“Our dreams, they feel real while we’re in them right? Its only when we wake up then we realize that something was actually strange!” – Cobb, from Inception
“…most recent philosophers, since the Critique of Pure Reason by Immanuel Kant, have concluded that scientific knowledge is systematic knowledge of the nature of existing things as we perceive them, rather than as they are in themselves.” – Wikipedia, on objectivity
“Knowing is half the battle” – G.I. Joe
What can we actually know? If I had a nickel for all the late night Denny’s coffee and cigarette conversations I’ve had with friends how we might simply be brains in a jar being stimulated with electrodes, or straight-jacketed droolers in a padded asylum cell next to Jervis Tetch, I’d have enough nickels to fill my brain jar AND that full body embryonic cell Neo crawls out of in The Matrix. As much as we pride ourselves on reason and rationalism, Inception surfaces how subjective our perception is. Working from either the character of Cobb or the perceptual limitations of the viewer, the film Inception toys with our limited perception to know anything with certainty in a way that mirrors real life.

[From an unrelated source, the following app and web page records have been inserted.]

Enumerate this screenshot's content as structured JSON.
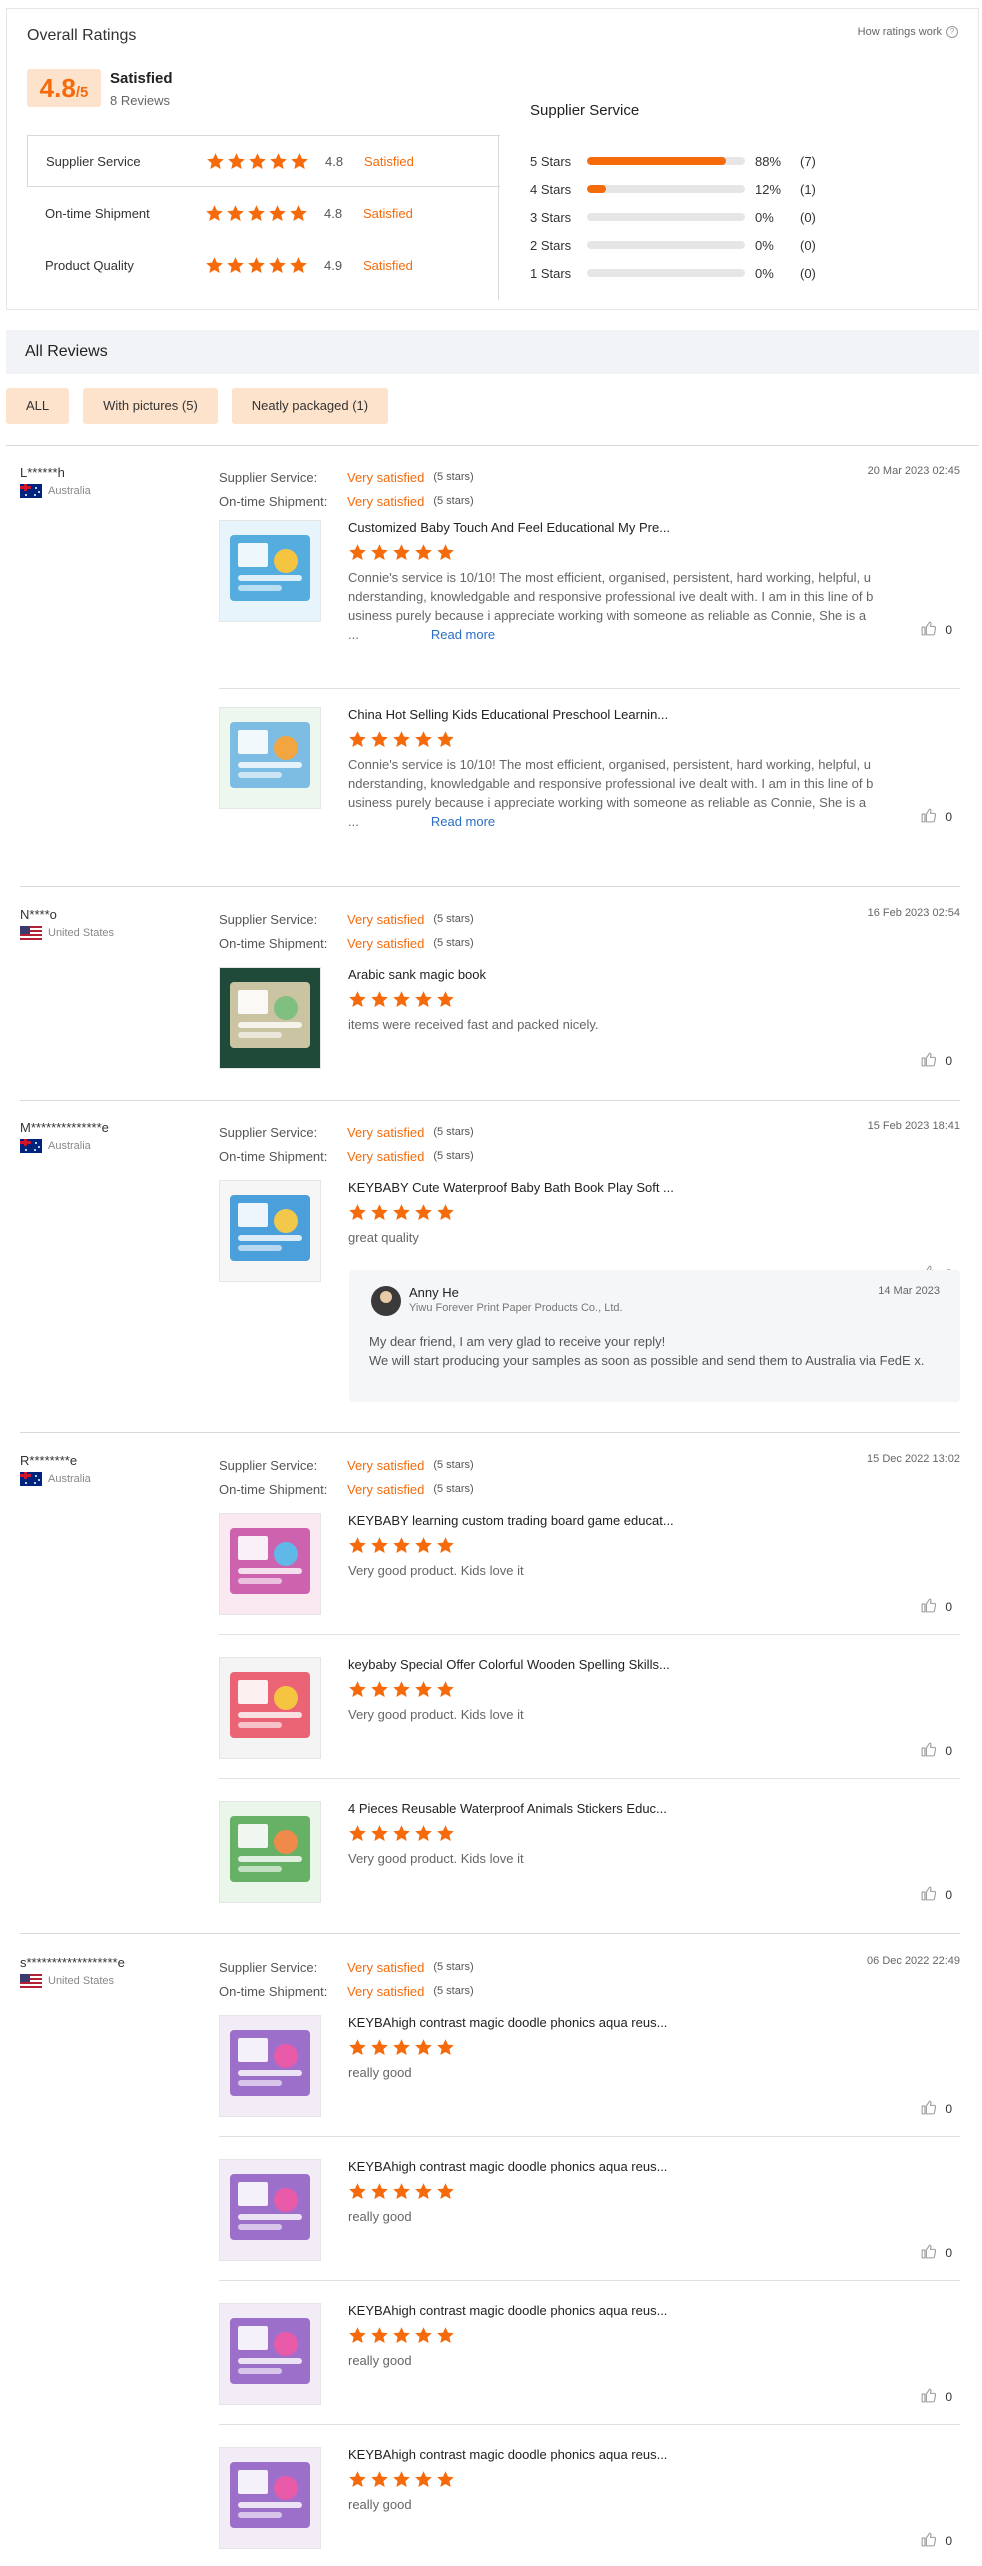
{
  "ratings": {
    "title": "Overall Ratings",
    "how_link": "How ratings work",
    "score": "4.8",
    "score_suffix": "/5",
    "score_label": "Satisfied",
    "review_count": "8 Reviews",
    "categories": [
      {
        "name": "Supplier Service",
        "value": "4.8",
        "label": "Satisfied"
      },
      {
        "name": "On-time Shipment",
        "value": "4.8",
        "label": "Satisfied"
      },
      {
        "name": "Product Quality",
        "value": "4.9",
        "label": "Satisfied"
      }
    ],
    "dist_title": "Supplier Service",
    "distribution": [
      {
        "label": "5 Stars",
        "percent": 88,
        "pct_text": "88%",
        "count": "(7)"
      },
      {
        "label": "4 Stars",
        "percent": 12,
        "pct_text": "12%",
        "count": "(1)"
      },
      {
        "label": "3 Stars",
        "percent": 0,
        "pct_text": "0%",
        "count": "(0)"
      },
      {
        "label": "2 Stars",
        "percent": 0,
        "pct_text": "0%",
        "count": "(0)"
      },
      {
        "label": "1 Stars",
        "percent": 0,
        "pct_text": "0%",
        "count": "(0)"
      }
    ],
    "star_color": "#f56b0c"
  },
  "all_reviews": {
    "title": "All Reviews",
    "filters": [
      "ALL",
      "With pictures (5)",
      "Neatly packaged (1)"
    ]
  },
  "labels": {
    "supplier_service": "Supplier Service:",
    "ontime": "On-time Shipment:",
    "very_satisfied": "Very satisfied",
    "five_stars": "(5 stars)",
    "read_more": "Read more"
  },
  "reviews": [
    {
      "name": "L******h",
      "country": "Australia",
      "date": "20 Mar 2023 02:45",
      "items": [
        {
          "title": "Customized Baby Touch And Feel Educational My Pre...",
          "text": "Connie's service is 10/10! The most efficient, organised, persistent, hard working, helpful, u nderstanding, knowledgable and responsive professional ive dealt with. I am in this line of b usiness purely because i appreciate working with someone as reliable as Connie, She is a ...",
          "likes": "0"
        },
        {
          "title": "China Hot Selling Kids Educational Preschool Learnin...",
          "text": "Connie's service is 10/10! The most efficient, organised, persistent, hard working, helpful, u nderstanding, knowledgable and responsive professional ive dealt with. I am in this line of b usiness purely because i appreciate working with someone as reliable as Connie, She is a ...",
          "likes": "0"
        }
      ]
    },
    {
      "name": "N****o",
      "country": "United States",
      "date": "16 Feb 2023 02:54",
      "items": [
        {
          "title": "Arabic sank magic book",
          "text": "items were received fast and packed nicely.",
          "likes": "0"
        }
      ]
    },
    {
      "name": "M**************e",
      "country": "Australia",
      "date": "15 Feb 2023 18:41",
      "items": [
        {
          "title": "KEYBABY Cute Waterproof Baby Bath Book Play Soft ...",
          "text": "great quality",
          "likes": "0"
        }
      ],
      "reply": {
        "name": "Anny He",
        "company": "Yiwu Forever Print Paper Products Co., Ltd.",
        "date": "14 Mar 2023",
        "text": "My dear friend, I am very glad to receive your reply!\nWe will start producing your samples as soon as possible and send them to Australia via FedE x."
      }
    },
    {
      "name": "R********e",
      "country": "Australia",
      "date": "15 Dec 2022 13:02",
      "items": [
        {
          "title": "KEYBABY learning custom trading board game educat...",
          "text": "Very good product. Kids love it",
          "likes": "0"
        },
        {
          "title": "keybaby Special Offer Colorful Wooden Spelling Skills...",
          "text": "Very good product. Kids love it",
          "likes": "0"
        },
        {
          "title": "4 Pieces Reusable Waterproof Animals Stickers Educ...",
          "text": "Very good product. Kids love it",
          "likes": "0"
        }
      ]
    },
    {
      "name": "s******************e",
      "country": "United States",
      "date": "06 Dec 2022 22:49",
      "items": [
        {
          "title": "KEYBAhigh contrast magic doodle phonics aqua reus...",
          "text": "really good",
          "likes": "0"
        },
        {
          "title": "KEYBAhigh contrast magic doodle phonics aqua reus...",
          "text": "really good",
          "likes": "0"
        },
        {
          "title": "KEYBAhigh contrast magic doodle phonics aqua reus...",
          "text": "really good",
          "likes": "0"
        },
        {
          "title": "KEYBAhigh contrast magic doodle phonics aqua reus...",
          "text": "really good",
          "likes": "0"
        }
      ]
    }
  ]
}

Regarding any true objective knowledge or understanding of reality, “many scholars have now concluded the proper term lies closer to a collective subjectivity on what we all can agree to…” – again, Wikipedia
By this assertion, the best we can hope for are some collective, agreed upon perceptions about our universe – we can never know anything resembling ultimate or true objectivity. This brings into question our limitations in regard to observation, reason, and experience. Cobb believes he has created a simulcrum of his wife Mal, and notes, “I can’t imagine you with all your complexity, all your perfection, all your imperfection. Look at you. You are just a shade of my real wife. You’re the best I can do; but I’m sorry, you are just not good enough.”
This is a fascinating statement because although it purports to address his human limitations… but how can he even be certain of this? What if he DID capture her perfectly? What if the dissatisfaction stems from the fact that he has over-idealized her?
Regarding Mal: “She locked away a secret, deep inside herself, something she once knew to be true… but chose to forget.”
Subjectivity is impacted by recognized instances of our own self-deception as well, which could be a facet of the film not just applicable to Mal but perhaps Cobb or other characters. Is it crazy to think, from a physical OR spiritual perspective, to think humans might have built-in collective deceptions? Might we collectively choose to reject certain stimuli, a flaw in our biology and/or spiritual nature, purposely interpreting it with seeming rationalism yet ultimately incorrectly? Mal makes a few more daring judgments against Cobb:
“You keep telling yourself what you know. But what do you believe? What do you feel?”
How hopeless is subjective perception – whether it’s based on our subjective reasoning capabilities, our emotion, or our faith – do we really know ANYONE, or simply our own perception of them? What if you woke up to a reality that unveiled everything you thought was important was ultimately immaterial, “vapor” – a chasing after the wind, subjective at best and meaningless at worst?
Inception – from its story to its seemingly frustrating ending – punctuates the fact that subjects of a story ultimately can’t know anything objectively. The film underscores this by treating the viewers as limited subjects as well instead of objective observers. Only someone in a true state of objectivity – our Storyteller, God – can know us fully and interact in a way the brings us to objectives truths, trust in the reality of His existence and ours, trust that He’s in control from the beginning of life’s story to it’s end… or it’s eternity.
“For now we see in a mirror dimly, but then face to face. Now I know in part; then I shall know fully, even as I have been fully known.” – 1 Corinthians 13:12
Cartoon G.I. Joe platitudes ring with a bit of truth. Knowing may be half the battle, but our only hope of winning is if we are not only knowing, but known.
Depending on your perspective (appropriately) subjectivity can either serve as an “escape” or a “prison”… and ultimately, it’s an escape or prison from a “reality” we can’t even be certain exists… and, as we’ll seek in the next post – does it even matter?